This was my first year not attending the art fair in Hong Kong and I really regretted it for the first day or two; reading up on all the exhibitions openings, events, and various parties made me feel like I was really missing out. But after hearing from friends about the crowds and the constant rain, I had to pat myself on the back for my wise decision. You can read up on what was what in Hong Kong here. Besides, I had already experienced the insanity of attending a fair with a baby back in March during the Armory Show. I was crazy to think I could navigate preview night with a stroller. Not too smart. I still managed to write a coherent report on it though; you can read my thoughts on the Armory Show at Randian.
The big news in Shanghai is the glut of museums springing up everywhere. I’ve written about the museum problem in China before so I guess it’s not really “news”. But the rest of the world seems to think that this is a new day for Shanghai. So many new museums! Collectors making their make on the city! Shanghai finally has world class spaces for world class art! I think we all need to just simmer down. All these new spaces doesn’t equal a first rate art scene… yet. It is impressive just how many museums have opened in the past five years: the Minsheng Art Museum (2009), the Rockbund Art Museum (2010), the Long Museum Pudong (2012), the Aurora Museum (2012). And now we have another Long Museum and the Yuz Museum. In addition to these private museums, there’s also the Power Station of Art and the China Art Museum (both 2012), though they aren’t technically “new” since they are off shoots of the old Shanghai Art Museum.
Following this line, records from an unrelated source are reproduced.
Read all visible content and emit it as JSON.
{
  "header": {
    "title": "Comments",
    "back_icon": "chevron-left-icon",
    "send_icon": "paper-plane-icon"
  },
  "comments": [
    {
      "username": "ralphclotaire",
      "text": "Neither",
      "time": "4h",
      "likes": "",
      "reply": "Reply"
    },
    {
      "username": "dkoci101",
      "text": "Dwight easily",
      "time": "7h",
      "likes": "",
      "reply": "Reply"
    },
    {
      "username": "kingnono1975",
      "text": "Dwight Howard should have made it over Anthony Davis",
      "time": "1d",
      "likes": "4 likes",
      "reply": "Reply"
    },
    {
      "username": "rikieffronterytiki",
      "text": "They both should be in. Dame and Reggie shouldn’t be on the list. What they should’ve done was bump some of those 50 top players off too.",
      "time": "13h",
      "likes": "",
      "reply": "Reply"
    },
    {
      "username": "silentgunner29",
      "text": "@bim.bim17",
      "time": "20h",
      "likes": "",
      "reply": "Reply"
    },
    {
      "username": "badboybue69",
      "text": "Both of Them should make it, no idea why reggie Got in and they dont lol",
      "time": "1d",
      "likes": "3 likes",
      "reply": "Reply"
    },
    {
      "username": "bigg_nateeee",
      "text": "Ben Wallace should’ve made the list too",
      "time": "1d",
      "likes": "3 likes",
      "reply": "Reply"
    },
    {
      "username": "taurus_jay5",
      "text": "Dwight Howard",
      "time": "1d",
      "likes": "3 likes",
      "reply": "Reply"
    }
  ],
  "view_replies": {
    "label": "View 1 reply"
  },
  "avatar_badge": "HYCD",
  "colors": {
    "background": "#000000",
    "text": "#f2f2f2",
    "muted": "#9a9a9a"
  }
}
Can there really be that much art to fill all these spaces? We’ll just have to wait and see. In the meantime, here’s my take on the newest additions.
Their first exhibition, Review, is really just works moved from their other museum in Pudong. There are a few notable newcomers to their collection of Chinese contemporary art, like a large Xu Bing piece (Art for the People) and a few Gu Wenda scrolls. But otherwise, it’s the same old, same old. As with their other museum, there was little thought put into categorizing the works that made sense. What explanations and signage there was mostly disappeared into the wall since they thought it was a brilliant idea to use grey lettering… that just blended with the grey walls. Truly, this first show was a lost opportunity. There was nothing here that hasn’t been seen to death already, and shown in such a pedestrian way at that. The lower levels, dedicated to modern and calligraphy art, is just a dizzying array of works. After a while, they just lose their significance.
Then we have the Yuz Museum, which houses the Yuz Collection from Indonesian-Chinese collector Budi Tek. I feel like they’ve been announcing the opening of this museum since the Stone Age. Its location has changed a few times as well and they ultimately chose the West Bund area, probably because the government gave them a sweet deal on the land. Wang Wei has said in the past that’s why she decided to open a second museum; the government gave her an offer she couldn’t refuse. Smart move on the government’s part. The West bund area is poised to be a hotspot, with its ideal location on the river, a nicely developed waterfront and several high end apartment complexes already built. My husband and I have been coming to this area for a few years now because it was a great place to train for races; we could run for miles without hitting traffic and also be by the water (although the river was a lot smellier then). These museums are an ideal way to entice businesses and restaurants to set up shop. As of now, it is still very much empty and devoid of life, save for the families that hang out on the waterfront on nice days.
Tune in next week as I explore shopping malls of art and my run down on summer shows.